- _Source records_
::::::::

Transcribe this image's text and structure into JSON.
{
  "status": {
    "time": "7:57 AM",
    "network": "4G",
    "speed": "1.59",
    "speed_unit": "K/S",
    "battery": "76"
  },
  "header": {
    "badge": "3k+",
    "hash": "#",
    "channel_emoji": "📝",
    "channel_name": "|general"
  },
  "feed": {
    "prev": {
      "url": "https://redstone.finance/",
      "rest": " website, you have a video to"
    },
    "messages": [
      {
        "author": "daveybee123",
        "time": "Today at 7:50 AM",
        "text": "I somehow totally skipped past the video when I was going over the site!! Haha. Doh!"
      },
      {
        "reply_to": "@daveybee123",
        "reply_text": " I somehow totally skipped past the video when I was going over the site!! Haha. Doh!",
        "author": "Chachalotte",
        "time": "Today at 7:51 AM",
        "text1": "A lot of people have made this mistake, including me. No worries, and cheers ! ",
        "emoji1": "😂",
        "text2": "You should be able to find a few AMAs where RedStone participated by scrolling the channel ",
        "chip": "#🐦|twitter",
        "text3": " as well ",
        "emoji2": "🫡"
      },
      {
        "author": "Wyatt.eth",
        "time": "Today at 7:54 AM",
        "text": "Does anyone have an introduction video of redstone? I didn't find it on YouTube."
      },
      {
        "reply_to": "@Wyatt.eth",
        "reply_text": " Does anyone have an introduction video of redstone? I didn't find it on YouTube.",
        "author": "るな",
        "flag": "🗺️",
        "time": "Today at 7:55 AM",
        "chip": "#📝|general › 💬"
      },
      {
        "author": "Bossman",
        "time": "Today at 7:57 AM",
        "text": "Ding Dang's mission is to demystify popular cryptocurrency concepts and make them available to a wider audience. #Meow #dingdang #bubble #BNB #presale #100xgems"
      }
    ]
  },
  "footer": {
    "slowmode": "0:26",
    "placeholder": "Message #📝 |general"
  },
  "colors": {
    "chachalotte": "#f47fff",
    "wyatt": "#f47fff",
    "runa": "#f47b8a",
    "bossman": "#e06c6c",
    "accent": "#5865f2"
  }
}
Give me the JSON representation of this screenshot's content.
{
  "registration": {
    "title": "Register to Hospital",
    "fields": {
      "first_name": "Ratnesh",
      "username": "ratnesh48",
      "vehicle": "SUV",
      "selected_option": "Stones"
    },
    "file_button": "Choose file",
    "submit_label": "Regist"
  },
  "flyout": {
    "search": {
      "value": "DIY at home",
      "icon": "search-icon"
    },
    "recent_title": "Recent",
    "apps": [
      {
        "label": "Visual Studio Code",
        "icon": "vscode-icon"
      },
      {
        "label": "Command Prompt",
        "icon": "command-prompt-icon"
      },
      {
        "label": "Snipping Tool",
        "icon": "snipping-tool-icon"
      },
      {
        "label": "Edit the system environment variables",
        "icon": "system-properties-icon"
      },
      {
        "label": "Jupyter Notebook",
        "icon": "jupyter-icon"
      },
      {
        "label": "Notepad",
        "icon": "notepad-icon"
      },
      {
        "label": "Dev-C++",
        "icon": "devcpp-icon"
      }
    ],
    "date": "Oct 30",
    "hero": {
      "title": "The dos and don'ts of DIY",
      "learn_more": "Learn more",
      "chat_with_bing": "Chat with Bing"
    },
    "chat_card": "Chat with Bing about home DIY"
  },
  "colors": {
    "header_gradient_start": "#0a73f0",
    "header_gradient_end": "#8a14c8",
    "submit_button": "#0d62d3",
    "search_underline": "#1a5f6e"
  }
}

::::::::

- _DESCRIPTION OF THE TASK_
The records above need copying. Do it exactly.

- _ANSWER FOR THIS EXERCISE_
Transcribe this image's text and structure into JSON.
{
  "status": {
    "time": "7:57 AM",
    "network": "4G",
    "speed": "1.59",
    "speed_unit": "K/S",
    "battery": "76"
  },
  "header": {
    "badge": "3k+",
    "hash": "#",
    "channel_emoji": "📝",
    "channel_name": "|general"
  },
  "feed": {
    "prev": {
      "url": "https://redstone.finance/",
      "rest": " website, you have a video to"
    },
    "messages": [
      {
        "author": "daveybee123",
        "time": "Today at 7:50 AM",
        "text": "I somehow totally skipped past the video when I was going over the site!! Haha. Doh!"
      },
      {
        "reply_to": "@daveybee123",
        "reply_text": " I somehow totally skipped past the video when I was going over the site!! Haha. Doh!",
        "author": "Chachalotte",
        "time": "Today at 7:51 AM",
        "text1": "A lot of people have made this mistake, including me. No worries, and cheers ! ",
        "emoji1": "😂",
        "text2": "You should be able to find a few AMAs where RedStone participated by scrolling the channel ",
        "chip": "#🐦|twitter",
        "text3": " as well ",
        "emoji2": "🫡"
      },
      {
        "author": "Wyatt.eth",
        "time": "Today at 7:54 AM",
        "text": "Does anyone have an introduction video of redstone? I didn't find it on YouTube."
      },
      {
        "reply_to": "@Wyatt.eth",
        "reply_text": " Does anyone have an introduction video of redstone? I didn't find it on YouTube.",
        "author": "るな",
        "flag": "🗺️",
        "time": "Today at 7:55 AM",
        "chip": "#📝|general › 💬"
      },
      {
        "author": "Bossman",
        "time": "Today at 7:57 AM",
        "text": "Ding Dang's mission is to demystify popular cryptocurrency concepts and make them available to a wider audience. #Meow #dingdang #bubble #BNB #presale #100xgems"
      }
    ]
  },
  "footer": {
    "slowmode": "0:26",
    "placeholder": "Message #📝 |general"
  },
  "colors": {
    "chachalotte": "#f47fff",
    "wyatt": "#f47fff",
    "runa": "#f47b8a",
    "bossman": "#e06c6c",
    "accent": "#5865f2"
  }
}
Give me the JSON representation of this screenshot's content.
{
  "registration": {
    "title": "Register to Hospital",
    "fields": {
      "first_name": "Ratnesh",
      "username": "ratnesh48",
      "vehicle": "SUV",
      "selected_option": "Stones"
    },
    "file_button": "Choose file",
    "submit_label": "Regist"
  },
  "flyout": {
    "search": {
      "value": "DIY at home",
      "icon": "search-icon"
    },
    "recent_title": "Recent",
    "apps": [
      {
        "label": "Visual Studio Code",
        "icon": "vscode-icon"
      },
      {
        "label": "Command Prompt",
        "icon": "command-prompt-icon"
      },
      {
        "label": "Snipping Tool",
        "icon": "snipping-tool-icon"
      },
      {
        "label": "Edit the system environment variables",
        "icon": "system-properties-icon"
      },
      {
        "label": "Jupyter Notebook",
        "icon": "jupyter-icon"
      },
      {
        "label": "Notepad",
        "icon": "notepad-icon"
      },
      {
        "label": "Dev-C++",
        "icon": "devcpp-icon"
      }
    ],
    "date": "Oct 30",
    "hero": {
      "title": "The dos and don'ts of DIY",
      "learn_more": "Learn more",
      "chat_with_bing": "Chat with Bing"
    },
    "chat_card": "Chat with Bing about home DIY"
  },
  "colors": {
    "header_gradient_start": "#0a73f0",
    "header_gradient_end": "#8a14c8",
    "submit_button": "#0d62d3",
    "search_underline": "#1a5f6e"
  }
}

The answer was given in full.